## [Entries provided]
..........

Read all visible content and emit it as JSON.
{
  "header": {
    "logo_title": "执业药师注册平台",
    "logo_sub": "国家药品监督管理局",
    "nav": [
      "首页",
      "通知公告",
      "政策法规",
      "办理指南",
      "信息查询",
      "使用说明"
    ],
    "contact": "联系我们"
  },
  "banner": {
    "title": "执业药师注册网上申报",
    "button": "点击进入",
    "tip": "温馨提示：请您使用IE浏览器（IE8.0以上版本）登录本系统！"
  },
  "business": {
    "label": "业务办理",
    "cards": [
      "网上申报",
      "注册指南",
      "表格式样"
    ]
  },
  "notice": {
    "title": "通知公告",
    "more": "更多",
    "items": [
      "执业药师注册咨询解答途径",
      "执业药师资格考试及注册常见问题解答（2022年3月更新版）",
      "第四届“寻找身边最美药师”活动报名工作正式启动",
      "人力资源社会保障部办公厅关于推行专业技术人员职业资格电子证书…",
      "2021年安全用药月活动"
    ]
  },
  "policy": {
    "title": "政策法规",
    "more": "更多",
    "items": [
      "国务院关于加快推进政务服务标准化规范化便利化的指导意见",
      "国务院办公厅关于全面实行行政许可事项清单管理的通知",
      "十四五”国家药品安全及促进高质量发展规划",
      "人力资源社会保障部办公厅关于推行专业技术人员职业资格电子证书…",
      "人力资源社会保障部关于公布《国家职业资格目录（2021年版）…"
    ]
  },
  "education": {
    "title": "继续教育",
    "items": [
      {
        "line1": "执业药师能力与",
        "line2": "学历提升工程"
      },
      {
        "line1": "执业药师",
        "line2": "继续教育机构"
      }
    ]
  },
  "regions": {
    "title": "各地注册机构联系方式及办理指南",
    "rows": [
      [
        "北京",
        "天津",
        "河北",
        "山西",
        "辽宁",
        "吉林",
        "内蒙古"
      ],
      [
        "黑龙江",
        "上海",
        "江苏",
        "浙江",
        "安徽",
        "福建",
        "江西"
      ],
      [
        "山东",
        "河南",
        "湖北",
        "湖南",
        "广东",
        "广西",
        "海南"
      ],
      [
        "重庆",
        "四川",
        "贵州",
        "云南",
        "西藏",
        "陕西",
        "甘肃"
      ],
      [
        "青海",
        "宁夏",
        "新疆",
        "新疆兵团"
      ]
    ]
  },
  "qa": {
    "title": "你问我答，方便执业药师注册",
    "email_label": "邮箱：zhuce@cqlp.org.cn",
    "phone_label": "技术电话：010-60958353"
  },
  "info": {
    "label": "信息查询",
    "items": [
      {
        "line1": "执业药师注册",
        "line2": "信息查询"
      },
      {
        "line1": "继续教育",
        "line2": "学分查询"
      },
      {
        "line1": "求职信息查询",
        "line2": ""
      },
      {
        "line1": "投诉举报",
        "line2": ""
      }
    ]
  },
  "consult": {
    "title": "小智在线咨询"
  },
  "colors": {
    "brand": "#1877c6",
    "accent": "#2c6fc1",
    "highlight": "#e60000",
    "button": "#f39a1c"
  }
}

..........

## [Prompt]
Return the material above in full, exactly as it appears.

## [Solved problem]
Read all visible content and emit it as JSON.
{
  "header": {
    "logo_title": "执业药师注册平台",
    "logo_sub": "国家药品监督管理局",
    "nav": [
      "首页",
      "通知公告",
      "政策法规",
      "办理指南",
      "信息查询",
      "使用说明"
    ],
    "contact": "联系我们"
  },
  "banner": {
    "title": "执业药师注册网上申报",
    "button": "点击进入",
    "tip": "温馨提示：请您使用IE浏览器（IE8.0以上版本）登录本系统！"
  },
  "business": {
    "label": "业务办理",
    "cards": [
      "网上申报",
      "注册指南",
      "表格式样"
    ]
  },
  "notice": {
    "title": "通知公告",
    "more": "更多",
    "items": [
      "执业药师注册咨询解答途径",
      "执业药师资格考试及注册常见问题解答（2022年3月更新版）",
      "第四届“寻找身边最美药师”活动报名工作正式启动",
      "人力资源社会保障部办公厅关于推行专业技术人员职业资格电子证书…",
      "2021年安全用药月活动"
    ]
  },
  "policy": {
    "title": "政策法规",
    "more": "更多",
    "items": [
      "国务院关于加快推进政务服务标准化规范化便利化的指导意见",
      "国务院办公厅关于全面实行行政许可事项清单管理的通知",
      "十四五”国家药品安全及促进高质量发展规划",
      "人力资源社会保障部办公厅关于推行专业技术人员职业资格电子证书…",
      "人力资源社会保障部关于公布《国家职业资格目录（2021年版）…"
    ]
  },
  "education": {
    "title": "继续教育",
    "items": [
      {
        "line1": "执业药师能力与",
        "line2": "学历提升工程"
      },
      {
        "line1": "执业药师",
        "line2": "继续教育机构"
      }
    ]
  },
  "regions": {
    "title": "各地注册机构联系方式及办理指南",
    "rows": [
      [
        "北京",
        "天津",
        "河北",
        "山西",
        "辽宁",
        "吉林",
        "内蒙古"
      ],
      [
        "黑龙江",
        "上海",
        "江苏",
        "浙江",
        "安徽",
        "福建",
        "江西"
      ],
      [
        "山东",
        "河南",
        "湖北",
        "湖南",
        "广东",
        "广西",
        "海南"
      ],
      [
        "重庆",
        "四川",
        "贵州",
        "云南",
        "西藏",
        "陕西",
        "甘肃"
      ],
      [
        "青海",
        "宁夏",
        "新疆",
        "新疆兵团"
      ]
    ]
  },
  "qa": {
    "title": "你问我答，方便执业药师注册",
    "email_label": "邮箱：zhuce@cqlp.org.cn",
    "phone_label": "技术电话：010-60958353"
  },
  "info": {
    "label": "信息查询",
    "items": [
      {
        "line1": "执业药师注册",
        "line2": "信息查询"
      },
      {
        "line1": "继续教育",
        "line2": "学分查询"
      },
      {
        "line1": "求职信息查询",
        "line2": ""
      },
      {
        "line1": "投诉举报",
        "line2": ""
      }
    ]
  },
  "consult": {
    "title": "小智在线咨询"
  },
  "colors": {
    "brand": "#1877c6",
    "accent": "#2c6fc1",
    "highlight": "#e60000",
    "button": "#f39a1c"
  }
}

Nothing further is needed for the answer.